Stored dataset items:

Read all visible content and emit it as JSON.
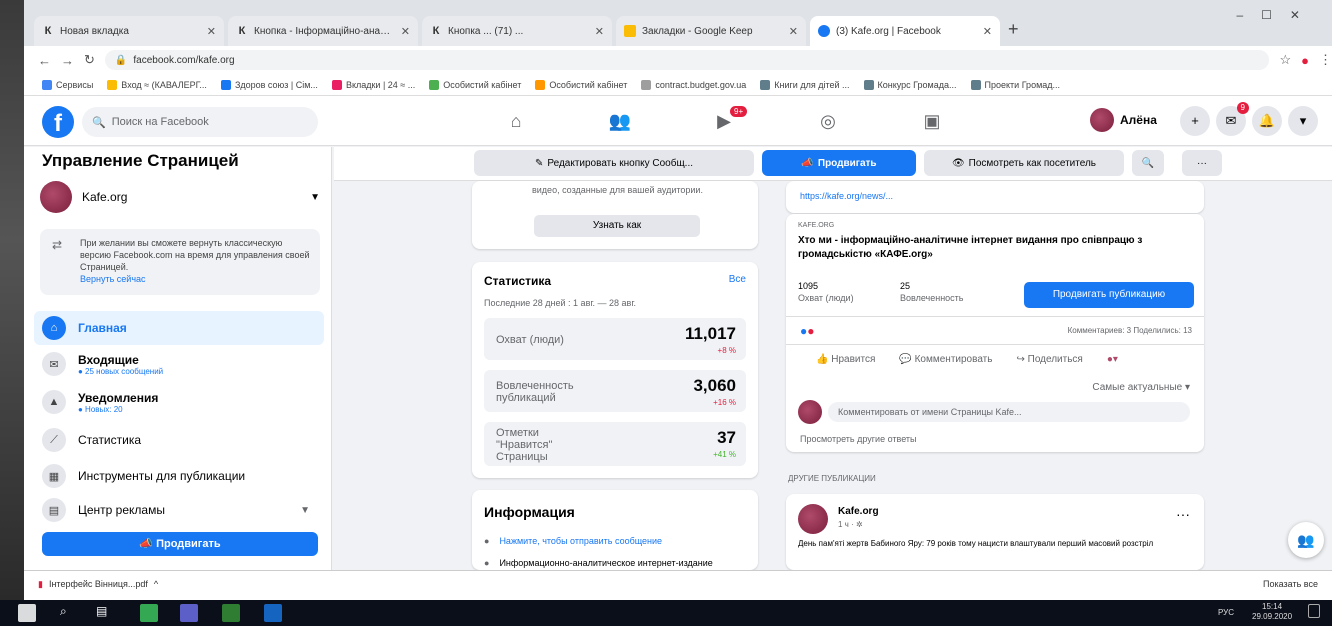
{
  "browser": {
    "tabs": [
      {
        "title": "Новая вкладка",
        "favicon": "К",
        "active": false
      },
      {
        "title": "Кнопка - Інформаційно-аналіт...",
        "favicon": "К",
        "active": false
      },
      {
        "title": "Кнопка ... (71) ...",
        "favicon": "К",
        "active": false
      },
      {
        "title": "Закладки - Google Keep",
        "favicon": "",
        "active": false
      },
      {
        "title": "(3) Kafe.org | Facebook",
        "favicon": "",
        "active": true
      }
    ],
    "new_tab": "+",
    "url": "facebook.com/kafe.org",
    "bookmarks": [
      {
        "label": "Сервисы",
        "color": "#4285f4"
      },
      {
        "label": "Вход ≈ (КАВАЛЕРГ...",
        "color": "#fbbc05"
      },
      {
        "label": "Здоров союз | Сім...",
        "color": "#1877f2"
      },
      {
        "label": "Вкладки | 24 ≈ ...",
        "color": "#e91e63"
      },
      {
        "label": "Особистий кабінет",
        "color": "#4caf50"
      },
      {
        "label": "Особистий кабінет",
        "color": "#ff9800"
      },
      {
        "label": "contract.budget.gov.ua",
        "color": "#9e9e9e"
      },
      {
        "label": "Книги для дітей ...",
        "color": "#607d8b"
      },
      {
        "label": "Конкурс Громада...",
        "color": "#607d8b"
      },
      {
        "label": "Проекти Громад...",
        "color": "#607d8b"
      }
    ]
  },
  "fbnav": {
    "search_placeholder": "Поиск на Facebook",
    "watch_badge": "9+",
    "profile_name": "Алёна",
    "notif_badge": "9"
  },
  "sidebar": {
    "title": "Управление Страницей",
    "page_name": "Kafe.org",
    "notice_text": "При желании вы сможете вернуть классическую версию Facebook.com на время для управления своей Страницей.",
    "notice_link": "Вернуть сейчас",
    "items": [
      {
        "label": "Главная",
        "sub": ""
      },
      {
        "label": "Входящие",
        "sub": "● 25 новых сообщений"
      },
      {
        "label": "Уведомления",
        "sub": "● Новых: 20"
      },
      {
        "label": "Статистика",
        "sub": ""
      },
      {
        "label": "Инструменты для публикации",
        "sub": ""
      },
      {
        "label": "Центр рекламы",
        "sub": ""
      }
    ],
    "promote_label": "Продвигать"
  },
  "actionbar": {
    "edit_button": "Редактировать кнопку Сообщ...",
    "promote_button": "Продвигать",
    "view_as_visitor": "Посмотреть как посетитель"
  },
  "left_col": {
    "prev_text": "видео, созданные для вашей аудитории.",
    "create_ad": "Узнать как",
    "stats_title": "Статистика",
    "stats_link": "Все",
    "stats_period": "Последние 28 дней : 1 авг. — 28 авг.",
    "stats": [
      {
        "label": "Охват (люди)",
        "value": "11,017",
        "change": "+8 %",
        "color": "#e41e3f"
      },
      {
        "label": "Вовлеченность публикаций",
        "value": "3,060",
        "change": "+16 %",
        "color": "#e41e3f"
      },
      {
        "label": "Отметки \"Нравится\" Страницы",
        "value": "37",
        "change": "+41 %",
        "color": "#42b72a"
      }
    ],
    "info_title": "Информация",
    "info_items": [
      "Нажмите, чтобы отправить сообщение",
      "Информационно-аналитическое интернет-издание"
    ]
  },
  "right_col": {
    "link_url": "https://kafe.org/news/...",
    "link_source": "KAFE.ORG",
    "link_title": "Хто ми - інформаційно-аналітичне інтернет видання про співпрацю з громадськістю «КАФЕ.org»",
    "reach_value": "1095",
    "reach_label": "Охват (люди)",
    "engage_value": "25",
    "engage_label": "Вовлеченность",
    "boost_button": "Продвигать публикацию",
    "reactions_meta": "Комментариев: 3  Поделились: 13",
    "like": "Нравится",
    "comment": "Комментировать",
    "share": "Поделиться",
    "sort_label": "Самые актуальные ▾",
    "comment_placeholder": "Комментировать от имени Страницы Kafe...",
    "more_comments": "Просмотреть другие ответы",
    "other_posts": "ДРУГИЕ ПУБЛИКАЦИИ",
    "post_author": "Kafe.org",
    "post_meta": "1 ч · ✲",
    "post_text": "День пам'яті жертв Бабиного Яру: 79 років тому нацисти влаштували перший масовий розстріл"
  },
  "status": {
    "download": "Інтерфейс Вінниця...pdf",
    "show_all": "Показать все"
  },
  "taskbar": {
    "lang": "РУС",
    "time": "15:14",
    "date": "29.09.2020"
  }
}
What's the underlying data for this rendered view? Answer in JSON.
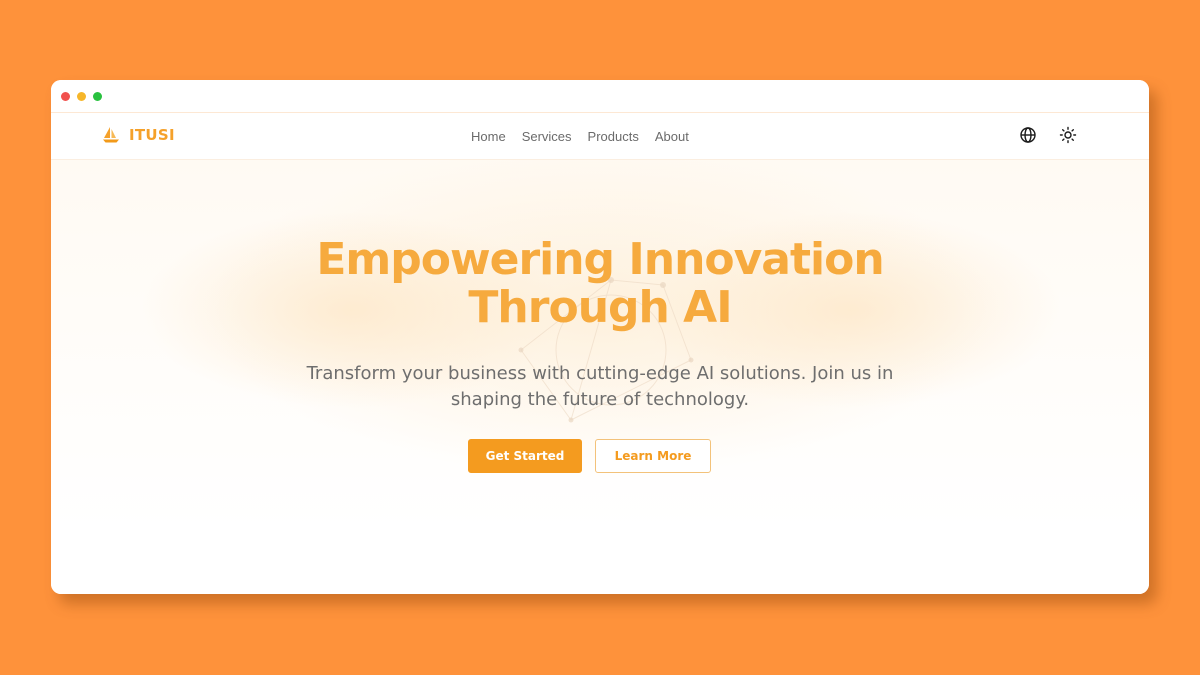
{
  "brand": {
    "name": "ITUSI",
    "icon": "sailboat-icon",
    "color": "#f5a12a"
  },
  "nav": {
    "links": [
      "Home",
      "Services",
      "Products",
      "About"
    ],
    "icons": [
      "globe-icon",
      "sun-icon"
    ]
  },
  "hero": {
    "title_line1": "Empowering Innovation",
    "title_line2": "Through AI",
    "subtitle_line1": "Transform your business with cutting-edge AI solutions. Join us in",
    "subtitle_line2": "shaping the future of technology.",
    "primary_button": "Get Started",
    "secondary_button": "Learn More"
  },
  "colors": {
    "accent": "#f49b1f",
    "title": "#f6aa3e",
    "background": "#fe923b"
  }
}
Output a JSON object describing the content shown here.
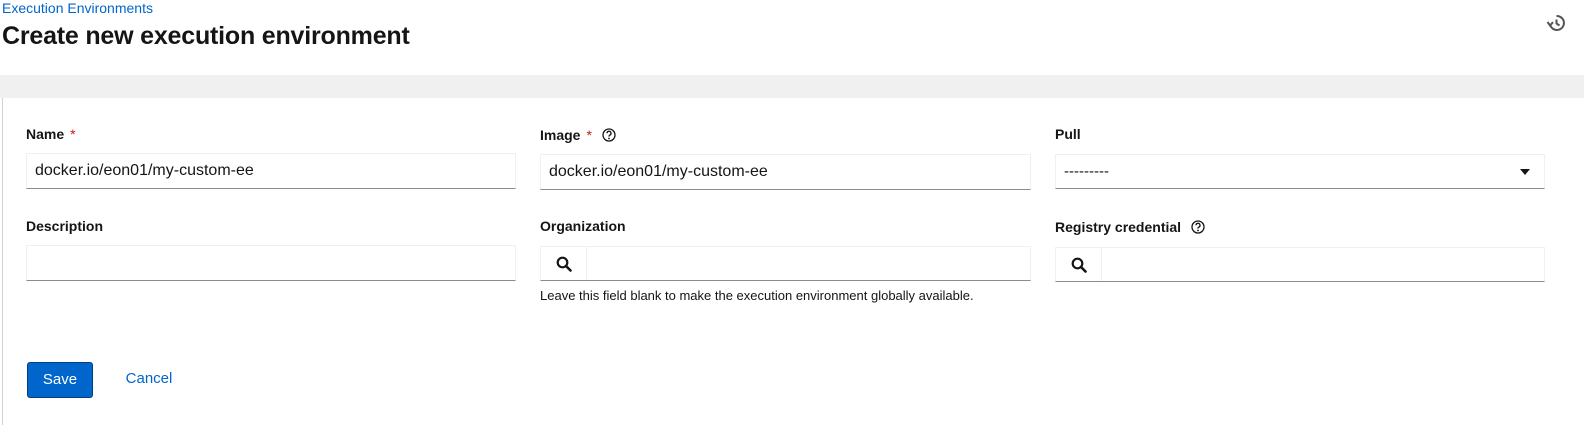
{
  "header": {
    "breadcrumb": "Execution Environments",
    "title": "Create new execution environment",
    "history_icon": "history-icon"
  },
  "form": {
    "name": {
      "label": "Name",
      "required_mark": "*",
      "value": "docker.io/eon01/my-custom-ee"
    },
    "image": {
      "label": "Image",
      "required_mark": "*",
      "help_icon": "question-circle-icon",
      "value": "docker.io/eon01/my-custom-ee"
    },
    "pull": {
      "label": "Pull",
      "selected": "---------",
      "icon": "caret-down-icon"
    },
    "description": {
      "label": "Description",
      "value": ""
    },
    "organization": {
      "label": "Organization",
      "search_icon": "search-icon",
      "value": "",
      "helper": "Leave this field blank to make the execution environment globally available."
    },
    "registry_credential": {
      "label": "Registry credential",
      "help_icon": "question-circle-icon",
      "search_icon": "search-icon",
      "value": ""
    }
  },
  "actions": {
    "save_label": "Save",
    "cancel_label": "Cancel"
  },
  "colors": {
    "link": "#0066cc",
    "primary": "#0066cc",
    "required": "#c9190b",
    "band": "#f0f0f0"
  }
}
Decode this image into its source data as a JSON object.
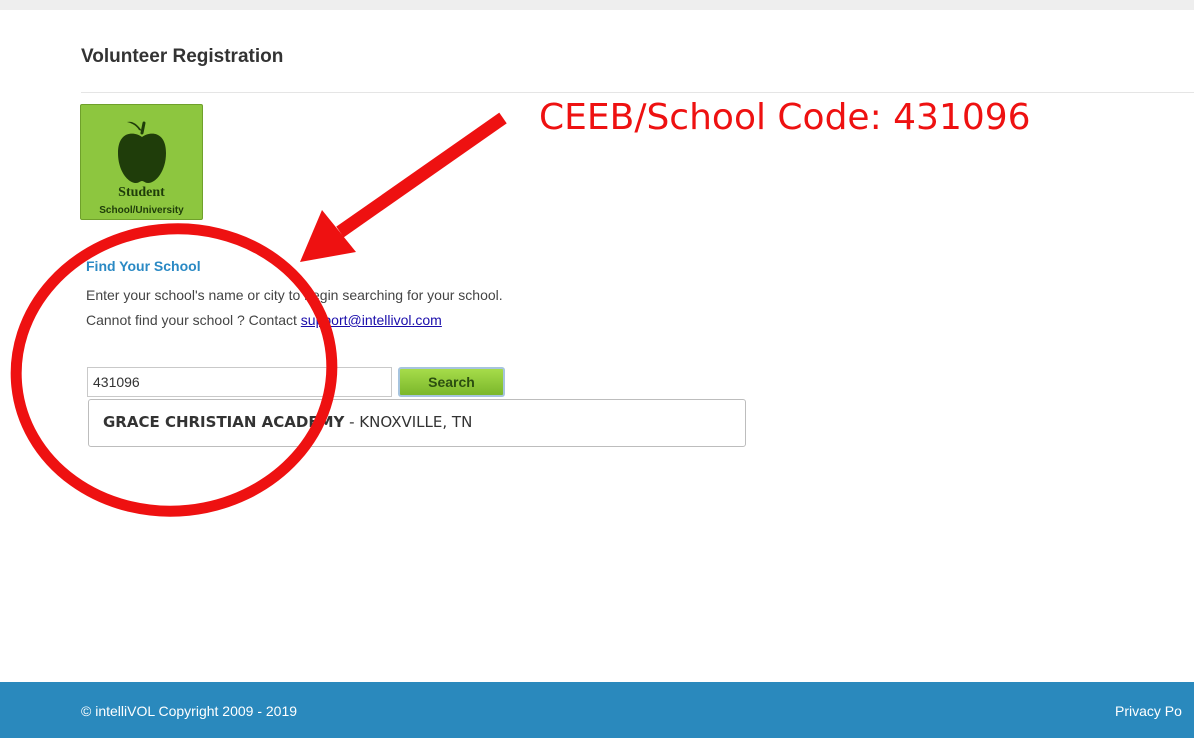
{
  "page": {
    "title": "Volunteer Registration"
  },
  "student_tile": {
    "title": "Student",
    "subtitle": "School/University"
  },
  "find_school": {
    "heading": "Find Your School",
    "line1": "Enter your school's name or city to begin searching for your school.",
    "line2_prefix": "Cannot find your school ? Contact ",
    "support_email": "support@intellivol.com"
  },
  "search": {
    "value": "431096",
    "button_label": "Search"
  },
  "results": [
    {
      "name": "GRACE CHRISTIAN ACADEMY",
      "location": " - KNOXVILLE, TN"
    }
  ],
  "annotation": {
    "text": "CEEB/School Code: 431096",
    "color": "#ee1111"
  },
  "footer": {
    "copyright": "© intelliVOL Copyright 2009 - 2019",
    "privacy": "Privacy Po"
  },
  "colors": {
    "accent": "#2a89bd",
    "tile_green": "#8dc63f",
    "heading_blue": "#2a89c4"
  },
  "icons": {
    "tile": "apple-icon"
  }
}
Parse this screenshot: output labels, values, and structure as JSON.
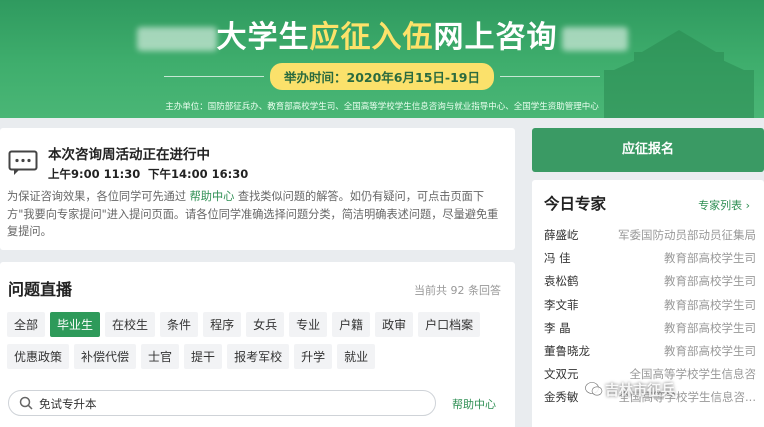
{
  "banner": {
    "title_year_obscured": "20",
    "title_part1": "大学生",
    "title_highlight": "应征入伍",
    "title_part2": "网上咨询",
    "date": "举办时间：2020年6月15日-19日",
    "organizers": "主办单位：国防部征兵办、教育部高校学生司、全国高等学校学生信息咨询与就业指导中心、全国学生资助管理中心"
  },
  "notice": {
    "title": "本次咨询周活动正在进行中",
    "time_morning": "上午9:00 11:30",
    "time_afternoon": "下午14:00 16:30",
    "desc_before": "为保证咨询效果，各位同学可先通过 ",
    "desc_link": "帮助中心",
    "desc_after": " 查找类似问题的解答。如仍有疑问，可点击页面下方\"我要向专家提问\"进入提问页面。请各位同学准确选择问题分类，简洁明确表述问题，尽量避免重复提问。"
  },
  "live": {
    "title": "问题直播",
    "count": "当前共 92 条回答",
    "tags": [
      "全部",
      "毕业生",
      "在校生",
      "条件",
      "程序",
      "女兵",
      "专业",
      "户籍",
      "政审",
      "户口档案",
      "优惠政策",
      "补偿代偿",
      "士官",
      "提干",
      "报考军校",
      "升学",
      "就业"
    ],
    "active_tag": "毕业生",
    "search_value": "免试专升本",
    "help_link": "帮助中心"
  },
  "apply": {
    "label": "应征报名"
  },
  "experts": {
    "title": "今日专家",
    "list_link": "专家列表 ›",
    "rows": [
      {
        "name": "薛盛屹",
        "org": "军委国防动员部动员征集局"
      },
      {
        "name": "冯 佳",
        "org": "教育部高校学生司"
      },
      {
        "name": "袁松鹤",
        "org": "教育部高校学生司"
      },
      {
        "name": "李文菲",
        "org": "教育部高校学生司"
      },
      {
        "name": "李 晶",
        "org": "教育部高校学生司"
      },
      {
        "name": "董鲁晓龙",
        "org": "教育部高校学生司"
      },
      {
        "name": "文双元",
        "org": "全国高等学校学生信息咨"
      },
      {
        "name": "金秀敏",
        "org": "全国高等学校学生信息咨..."
      }
    ]
  },
  "watermark": "吉林市征兵",
  "colors": {
    "brand_green": "#2e9a5a",
    "banner_green": "#3fae6d",
    "highlight_yellow": "#fde26a",
    "link_green": "#2f8f54"
  }
}
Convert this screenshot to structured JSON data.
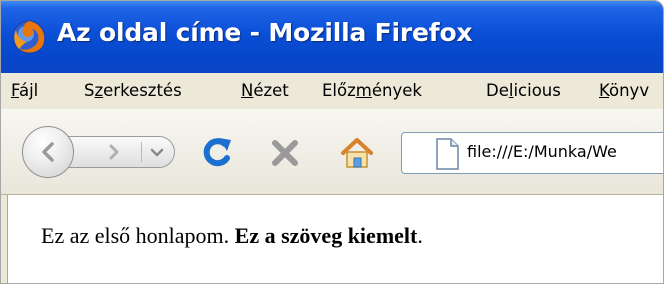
{
  "window": {
    "title": "Az oldal címe - Mozilla Firefox",
    "icon": "firefox-logo-icon"
  },
  "menubar": {
    "items": [
      {
        "pre": "",
        "acc": "F",
        "post": "ájl"
      },
      {
        "pre": "S",
        "acc": "z",
        "post": "erkesztés"
      },
      {
        "pre": "",
        "acc": "N",
        "post": "ézet"
      },
      {
        "pre": "Előz",
        "acc": "m",
        "post": "ények"
      },
      {
        "pre": "De",
        "acc": "l",
        "post": "icious"
      },
      {
        "pre": "",
        "acc": "K",
        "post": "önyv"
      }
    ]
  },
  "navbar": {
    "back_icon": "back-arrow-icon",
    "forward_icon": "forward-arrow-icon",
    "history_icon": "dropdown-arrow-icon",
    "reload_icon": "reload-icon",
    "stop_icon": "stop-icon",
    "home_icon": "home-icon",
    "page_icon": "page-icon",
    "url": "file:///E:/Munka/We"
  },
  "page": {
    "text_normal": "Ez az első honlapom. ",
    "text_bold": "Ez a szöveg kiemelt",
    "text_end": "."
  },
  "colors": {
    "titlebar": "#0747cc",
    "menubar": "#ece9d8",
    "reload": "#1a6fd0",
    "stop": "#9a9a9a"
  }
}
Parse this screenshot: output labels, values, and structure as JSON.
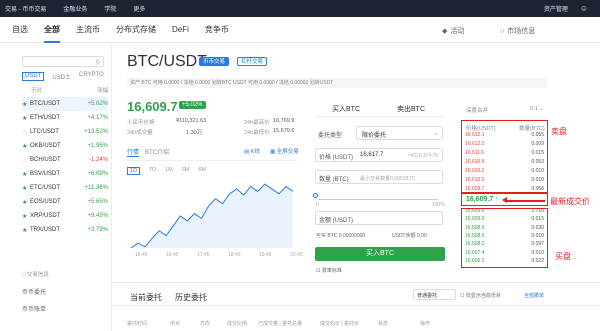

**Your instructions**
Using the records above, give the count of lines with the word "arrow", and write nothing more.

**Problem solution**
3